These days, resurrection corporations are popping up all over the place. They’re powered by artificial intelligence—mostly large language models, but also image generators, deepfake tech, other forms of generative AI.
Here’s the Top Five for those ready to be uploaded:
- Microsoft – In December 2020, they were granted a patent to use one’s personal data to create a chatbot zombie. At present, they’re holding off on rolling it out. But now that Microsoft is tied to OpenAI, creator of ChatGPT, the tech is there when they decide to pull the trigger.
- Amazon – At the 2022 MARS conference, the head scientist for Alexa AI, Rohit Prasad, exhibited an Alexa reading a story to a young child. The voice was the kid’s dead grandmother. “While AI can’t eliminate the pain of loss,” Prasad said, “it can definitely make memories last.”
- Terasem – An avowed transhuman techno-cult started by the transgender scientist, Martine Rothblatt. Their motto: “Life is purposeful, death is optional, God is technological, and love is essential.” One daily practice is “mindfiling,” where an adherent uploads personal data to be resurrected. There are around 62,000 souls waiting in Terasem’s virtual purgatory.
- Augmented Eternity – An MIT Media Lab project. “My ultimate goal is to bridge the gap between life and death by eternalizing our digital identity,” says innovation director Hossein Rahnama. “Your physical being may die, but your digital being will continue to evolve.”
- Play.ht – Their “Podcast.ai” debut summoned the digital ghost of Steve Jobs. “It’s not about believing in God or not, or even what the right answer is,” the undead Jobs told a deepfake Joe Rogan. “It’s about asking the right questions.”

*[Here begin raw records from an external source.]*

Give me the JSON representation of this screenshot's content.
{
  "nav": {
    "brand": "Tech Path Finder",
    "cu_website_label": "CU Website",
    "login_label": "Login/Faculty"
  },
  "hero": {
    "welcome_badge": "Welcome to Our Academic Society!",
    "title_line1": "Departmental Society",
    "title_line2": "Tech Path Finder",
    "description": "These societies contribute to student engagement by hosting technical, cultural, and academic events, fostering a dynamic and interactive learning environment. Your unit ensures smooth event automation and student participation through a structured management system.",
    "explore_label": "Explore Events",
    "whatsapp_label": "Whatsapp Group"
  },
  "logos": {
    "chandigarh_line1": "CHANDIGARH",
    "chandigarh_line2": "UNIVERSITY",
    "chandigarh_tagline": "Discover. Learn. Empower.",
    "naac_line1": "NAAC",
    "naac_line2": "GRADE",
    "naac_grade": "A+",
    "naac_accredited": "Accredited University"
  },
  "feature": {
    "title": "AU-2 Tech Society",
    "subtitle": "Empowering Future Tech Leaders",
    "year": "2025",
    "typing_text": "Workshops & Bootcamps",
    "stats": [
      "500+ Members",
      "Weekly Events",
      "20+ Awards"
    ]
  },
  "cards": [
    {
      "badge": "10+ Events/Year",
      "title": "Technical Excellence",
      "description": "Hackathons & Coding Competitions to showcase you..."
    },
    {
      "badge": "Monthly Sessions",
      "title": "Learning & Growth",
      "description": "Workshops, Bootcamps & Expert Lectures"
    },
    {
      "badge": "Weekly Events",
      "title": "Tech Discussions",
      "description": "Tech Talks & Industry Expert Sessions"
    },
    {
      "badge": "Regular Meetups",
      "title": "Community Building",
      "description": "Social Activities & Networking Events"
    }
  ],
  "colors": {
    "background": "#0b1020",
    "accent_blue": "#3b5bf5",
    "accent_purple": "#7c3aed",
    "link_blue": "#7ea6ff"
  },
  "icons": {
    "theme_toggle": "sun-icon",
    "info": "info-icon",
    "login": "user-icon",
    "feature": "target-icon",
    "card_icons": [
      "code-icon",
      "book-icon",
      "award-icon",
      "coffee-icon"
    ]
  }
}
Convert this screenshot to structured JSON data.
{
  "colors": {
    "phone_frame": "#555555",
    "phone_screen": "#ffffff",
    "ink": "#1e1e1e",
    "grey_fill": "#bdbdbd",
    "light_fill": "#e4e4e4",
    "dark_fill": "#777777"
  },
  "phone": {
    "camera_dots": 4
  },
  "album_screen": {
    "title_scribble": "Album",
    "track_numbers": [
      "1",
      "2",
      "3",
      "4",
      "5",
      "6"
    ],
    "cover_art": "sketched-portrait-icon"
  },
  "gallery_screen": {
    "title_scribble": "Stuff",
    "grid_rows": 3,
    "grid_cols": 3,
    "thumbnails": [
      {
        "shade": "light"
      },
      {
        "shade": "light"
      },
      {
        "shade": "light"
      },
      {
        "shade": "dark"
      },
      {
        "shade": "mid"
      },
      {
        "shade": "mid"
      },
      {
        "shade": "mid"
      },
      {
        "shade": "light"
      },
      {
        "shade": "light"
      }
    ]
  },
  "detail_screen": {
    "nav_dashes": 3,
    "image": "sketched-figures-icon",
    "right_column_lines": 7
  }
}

And on and on—forever.
Most of these projects will wind up in the start-up graveyard, taking their virtual zombies with them. However, given the techno fever gripping the public, it’s plausible that some will be enduring fixtures in our degenerating culture. As more people croak and their uploads multiply, the digital undead shall inherit the earth.
To normal people, this sounds insane. That’s correct. But in case you haven’t noticed, the lunatics took over the asylum years ago. In the meantime, they’ve wired the place with wall-to-wall video screens and surveillance systems. Writhing in our digital straitjackets, we’ve become their experimental subjects.
If you don’t let them mine your data, you cannot become immortal. So unlock your phone and open your soul. Take a few selfies. If you want to get personal, take off your pants. Who knows? Maybe your spirit will go viral for all eternity.